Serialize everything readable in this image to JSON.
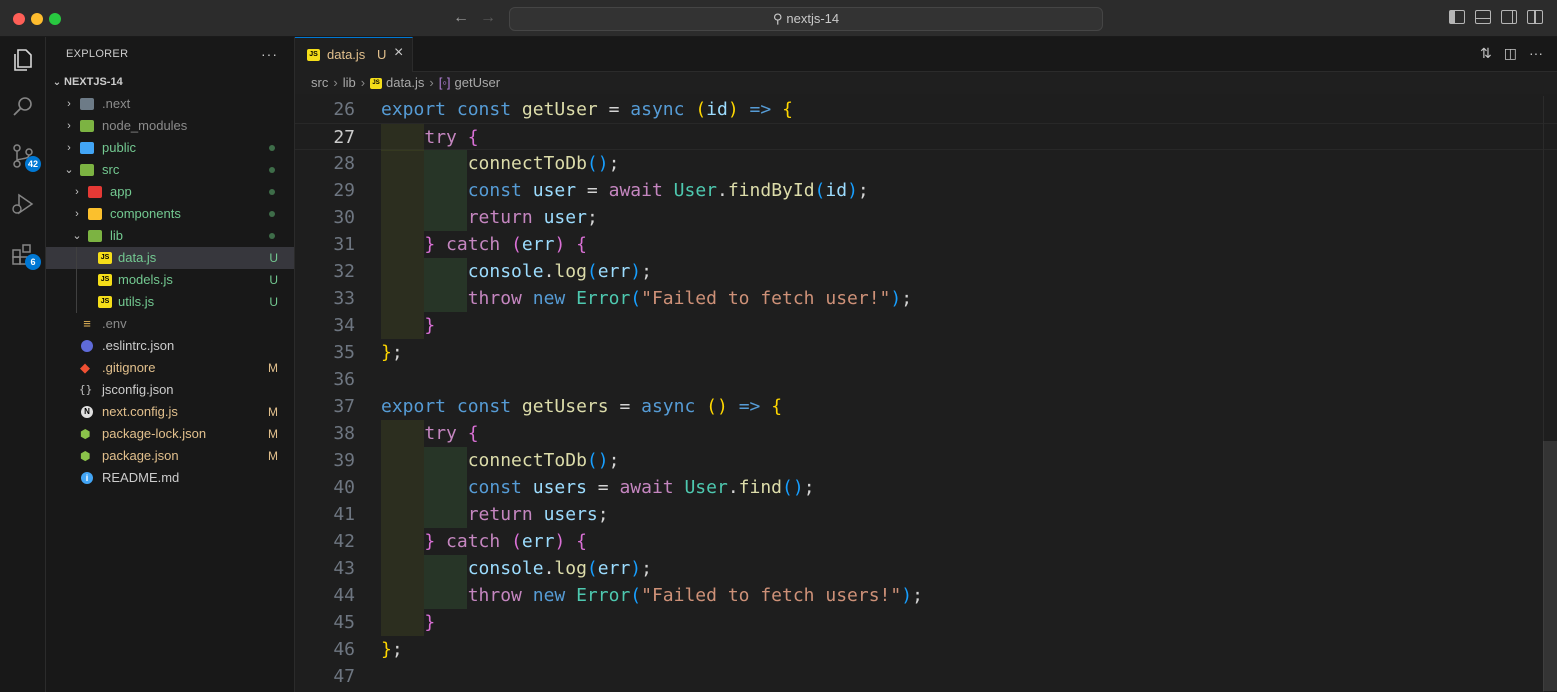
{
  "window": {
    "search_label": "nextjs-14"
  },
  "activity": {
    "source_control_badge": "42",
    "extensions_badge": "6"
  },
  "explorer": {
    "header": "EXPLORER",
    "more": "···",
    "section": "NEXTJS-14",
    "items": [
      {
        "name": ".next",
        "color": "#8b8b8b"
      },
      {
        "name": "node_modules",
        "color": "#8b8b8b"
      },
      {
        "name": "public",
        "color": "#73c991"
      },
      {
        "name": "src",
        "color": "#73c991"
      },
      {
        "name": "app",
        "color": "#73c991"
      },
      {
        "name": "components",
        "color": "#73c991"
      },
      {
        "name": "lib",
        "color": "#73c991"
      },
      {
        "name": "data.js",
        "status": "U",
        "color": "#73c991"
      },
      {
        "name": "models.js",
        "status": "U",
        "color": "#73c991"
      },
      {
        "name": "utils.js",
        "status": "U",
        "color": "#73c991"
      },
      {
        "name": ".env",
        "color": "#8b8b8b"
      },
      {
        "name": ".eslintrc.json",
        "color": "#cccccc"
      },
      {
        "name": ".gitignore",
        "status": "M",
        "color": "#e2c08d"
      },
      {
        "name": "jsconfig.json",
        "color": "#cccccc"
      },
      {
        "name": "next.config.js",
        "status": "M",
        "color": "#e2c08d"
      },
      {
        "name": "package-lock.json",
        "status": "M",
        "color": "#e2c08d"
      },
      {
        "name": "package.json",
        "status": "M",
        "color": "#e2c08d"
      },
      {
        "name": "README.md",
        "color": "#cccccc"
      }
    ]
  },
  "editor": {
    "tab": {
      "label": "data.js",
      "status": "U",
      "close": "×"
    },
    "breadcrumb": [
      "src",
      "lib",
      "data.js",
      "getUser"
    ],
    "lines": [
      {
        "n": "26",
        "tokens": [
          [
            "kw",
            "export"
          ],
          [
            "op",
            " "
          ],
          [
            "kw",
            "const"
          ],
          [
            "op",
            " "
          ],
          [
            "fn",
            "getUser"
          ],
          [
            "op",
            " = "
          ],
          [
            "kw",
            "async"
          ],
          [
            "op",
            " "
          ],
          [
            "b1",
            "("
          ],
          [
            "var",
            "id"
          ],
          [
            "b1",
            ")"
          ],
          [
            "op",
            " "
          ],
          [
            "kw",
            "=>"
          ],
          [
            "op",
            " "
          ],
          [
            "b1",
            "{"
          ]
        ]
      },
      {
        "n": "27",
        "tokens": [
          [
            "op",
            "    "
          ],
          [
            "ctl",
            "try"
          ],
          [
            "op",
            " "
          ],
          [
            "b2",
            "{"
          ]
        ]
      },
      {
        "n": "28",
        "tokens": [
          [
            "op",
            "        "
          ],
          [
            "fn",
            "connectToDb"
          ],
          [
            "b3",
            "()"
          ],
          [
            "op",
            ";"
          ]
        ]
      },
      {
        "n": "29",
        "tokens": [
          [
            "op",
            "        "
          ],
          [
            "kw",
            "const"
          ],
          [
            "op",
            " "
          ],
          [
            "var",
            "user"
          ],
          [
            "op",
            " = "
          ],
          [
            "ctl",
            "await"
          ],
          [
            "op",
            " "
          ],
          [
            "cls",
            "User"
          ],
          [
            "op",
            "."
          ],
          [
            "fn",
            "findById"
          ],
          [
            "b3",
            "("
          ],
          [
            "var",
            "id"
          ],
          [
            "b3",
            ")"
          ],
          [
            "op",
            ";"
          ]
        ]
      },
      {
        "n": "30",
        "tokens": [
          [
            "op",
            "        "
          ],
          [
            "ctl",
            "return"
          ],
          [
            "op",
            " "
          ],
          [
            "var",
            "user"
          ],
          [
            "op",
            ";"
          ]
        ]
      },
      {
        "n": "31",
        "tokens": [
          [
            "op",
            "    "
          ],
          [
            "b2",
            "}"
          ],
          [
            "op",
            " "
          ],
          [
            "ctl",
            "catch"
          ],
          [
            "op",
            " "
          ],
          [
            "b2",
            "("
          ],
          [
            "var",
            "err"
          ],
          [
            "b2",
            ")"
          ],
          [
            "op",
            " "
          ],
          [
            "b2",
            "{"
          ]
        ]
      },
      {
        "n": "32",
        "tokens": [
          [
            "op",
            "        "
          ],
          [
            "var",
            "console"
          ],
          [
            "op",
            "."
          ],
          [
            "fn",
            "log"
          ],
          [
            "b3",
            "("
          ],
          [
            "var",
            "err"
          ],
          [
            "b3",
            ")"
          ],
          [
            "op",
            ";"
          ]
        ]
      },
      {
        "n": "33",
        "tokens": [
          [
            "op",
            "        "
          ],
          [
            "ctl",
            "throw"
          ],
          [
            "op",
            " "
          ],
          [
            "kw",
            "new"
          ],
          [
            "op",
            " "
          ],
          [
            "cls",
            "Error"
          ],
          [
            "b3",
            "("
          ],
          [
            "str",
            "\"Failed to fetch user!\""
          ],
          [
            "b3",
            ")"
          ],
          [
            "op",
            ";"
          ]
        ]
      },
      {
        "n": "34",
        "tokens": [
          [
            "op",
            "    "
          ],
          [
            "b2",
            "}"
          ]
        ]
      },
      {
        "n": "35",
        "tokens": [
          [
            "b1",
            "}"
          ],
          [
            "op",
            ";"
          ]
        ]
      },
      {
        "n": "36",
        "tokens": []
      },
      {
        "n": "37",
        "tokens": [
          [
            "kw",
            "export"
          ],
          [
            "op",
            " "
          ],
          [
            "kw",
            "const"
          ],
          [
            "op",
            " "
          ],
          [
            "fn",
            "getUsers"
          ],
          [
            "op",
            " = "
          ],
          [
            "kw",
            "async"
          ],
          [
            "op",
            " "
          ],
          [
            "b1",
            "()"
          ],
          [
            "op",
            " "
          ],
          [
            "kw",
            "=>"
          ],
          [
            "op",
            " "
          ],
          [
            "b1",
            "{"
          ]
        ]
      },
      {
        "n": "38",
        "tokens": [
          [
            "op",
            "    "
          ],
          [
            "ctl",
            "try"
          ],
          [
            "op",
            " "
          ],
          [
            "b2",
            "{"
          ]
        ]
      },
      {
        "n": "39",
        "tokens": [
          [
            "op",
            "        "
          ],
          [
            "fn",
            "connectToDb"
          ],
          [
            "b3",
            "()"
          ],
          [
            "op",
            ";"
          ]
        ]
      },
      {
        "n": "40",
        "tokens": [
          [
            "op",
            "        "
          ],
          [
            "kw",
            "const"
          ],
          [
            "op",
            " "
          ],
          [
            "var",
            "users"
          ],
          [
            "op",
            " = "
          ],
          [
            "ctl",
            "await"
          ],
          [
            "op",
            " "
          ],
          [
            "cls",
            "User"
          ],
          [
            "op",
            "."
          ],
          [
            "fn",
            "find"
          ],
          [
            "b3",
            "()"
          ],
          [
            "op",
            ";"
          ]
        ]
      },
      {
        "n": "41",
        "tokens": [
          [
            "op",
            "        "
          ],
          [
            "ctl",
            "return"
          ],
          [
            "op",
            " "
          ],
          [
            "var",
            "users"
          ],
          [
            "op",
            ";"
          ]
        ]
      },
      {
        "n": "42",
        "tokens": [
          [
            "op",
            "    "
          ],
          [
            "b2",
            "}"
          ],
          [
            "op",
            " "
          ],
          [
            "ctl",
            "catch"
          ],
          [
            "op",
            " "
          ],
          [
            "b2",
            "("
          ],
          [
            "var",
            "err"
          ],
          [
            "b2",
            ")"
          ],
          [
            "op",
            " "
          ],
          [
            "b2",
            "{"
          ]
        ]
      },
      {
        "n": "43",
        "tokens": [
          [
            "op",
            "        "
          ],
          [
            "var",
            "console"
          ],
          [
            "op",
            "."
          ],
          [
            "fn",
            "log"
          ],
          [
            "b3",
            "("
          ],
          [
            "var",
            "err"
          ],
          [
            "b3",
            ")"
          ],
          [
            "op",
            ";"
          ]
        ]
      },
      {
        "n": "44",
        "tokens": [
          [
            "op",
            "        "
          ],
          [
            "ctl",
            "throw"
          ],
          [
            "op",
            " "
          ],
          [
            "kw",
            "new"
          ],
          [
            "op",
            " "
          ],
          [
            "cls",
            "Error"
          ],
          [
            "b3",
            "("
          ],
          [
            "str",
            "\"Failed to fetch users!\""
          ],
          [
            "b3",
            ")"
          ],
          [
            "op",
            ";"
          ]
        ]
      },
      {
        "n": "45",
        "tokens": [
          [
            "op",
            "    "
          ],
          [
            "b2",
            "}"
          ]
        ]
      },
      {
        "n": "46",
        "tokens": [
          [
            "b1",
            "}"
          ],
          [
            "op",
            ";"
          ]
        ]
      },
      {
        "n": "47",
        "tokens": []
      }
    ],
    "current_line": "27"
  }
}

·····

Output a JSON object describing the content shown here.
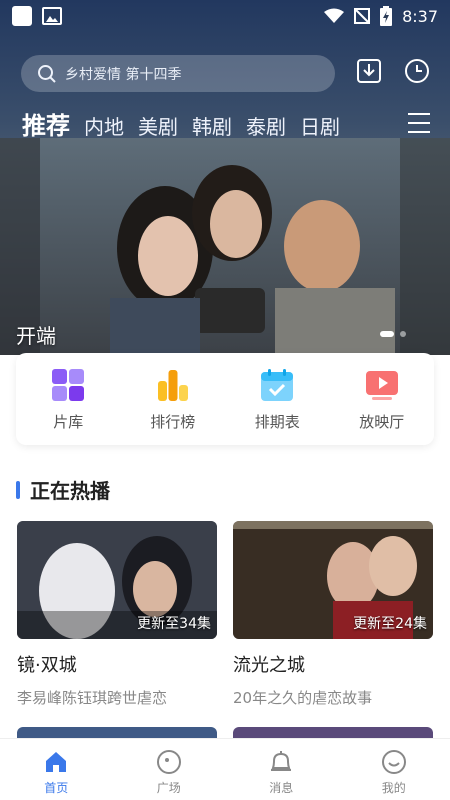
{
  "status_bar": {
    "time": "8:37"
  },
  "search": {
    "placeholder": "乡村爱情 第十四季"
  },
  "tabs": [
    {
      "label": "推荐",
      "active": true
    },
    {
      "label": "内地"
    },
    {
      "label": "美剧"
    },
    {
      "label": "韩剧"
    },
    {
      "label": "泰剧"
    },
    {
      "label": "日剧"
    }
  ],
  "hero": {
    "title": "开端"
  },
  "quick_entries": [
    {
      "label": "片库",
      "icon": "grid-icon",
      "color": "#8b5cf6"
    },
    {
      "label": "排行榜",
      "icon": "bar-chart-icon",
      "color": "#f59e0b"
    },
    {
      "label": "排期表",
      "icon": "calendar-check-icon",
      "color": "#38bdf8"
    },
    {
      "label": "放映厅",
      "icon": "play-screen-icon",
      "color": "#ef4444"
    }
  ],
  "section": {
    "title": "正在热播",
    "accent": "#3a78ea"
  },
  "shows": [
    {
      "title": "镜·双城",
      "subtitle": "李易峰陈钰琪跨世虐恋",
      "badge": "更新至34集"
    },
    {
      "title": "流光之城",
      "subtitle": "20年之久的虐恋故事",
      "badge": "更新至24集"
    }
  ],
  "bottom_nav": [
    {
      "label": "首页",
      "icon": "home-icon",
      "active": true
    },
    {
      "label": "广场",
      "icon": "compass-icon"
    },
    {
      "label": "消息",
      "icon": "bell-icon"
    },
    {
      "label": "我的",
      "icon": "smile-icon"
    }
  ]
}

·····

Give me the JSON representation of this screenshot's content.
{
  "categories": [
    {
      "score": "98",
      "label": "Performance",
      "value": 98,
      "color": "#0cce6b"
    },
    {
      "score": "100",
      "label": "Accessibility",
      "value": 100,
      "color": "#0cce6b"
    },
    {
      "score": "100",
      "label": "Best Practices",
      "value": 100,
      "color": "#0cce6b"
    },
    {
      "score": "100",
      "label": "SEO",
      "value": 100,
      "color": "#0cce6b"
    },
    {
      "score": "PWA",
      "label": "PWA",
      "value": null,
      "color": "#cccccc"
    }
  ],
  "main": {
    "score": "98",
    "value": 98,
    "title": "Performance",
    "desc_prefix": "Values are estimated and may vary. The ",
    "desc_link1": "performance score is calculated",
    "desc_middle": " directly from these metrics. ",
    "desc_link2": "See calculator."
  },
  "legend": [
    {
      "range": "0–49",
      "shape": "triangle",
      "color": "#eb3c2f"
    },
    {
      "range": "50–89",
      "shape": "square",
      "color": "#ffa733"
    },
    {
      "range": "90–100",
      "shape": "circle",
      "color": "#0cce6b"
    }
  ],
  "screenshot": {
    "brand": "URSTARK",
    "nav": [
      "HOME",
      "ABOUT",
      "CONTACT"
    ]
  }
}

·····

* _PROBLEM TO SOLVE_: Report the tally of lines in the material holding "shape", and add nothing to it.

* _EXERCISE OUTPUT_: 3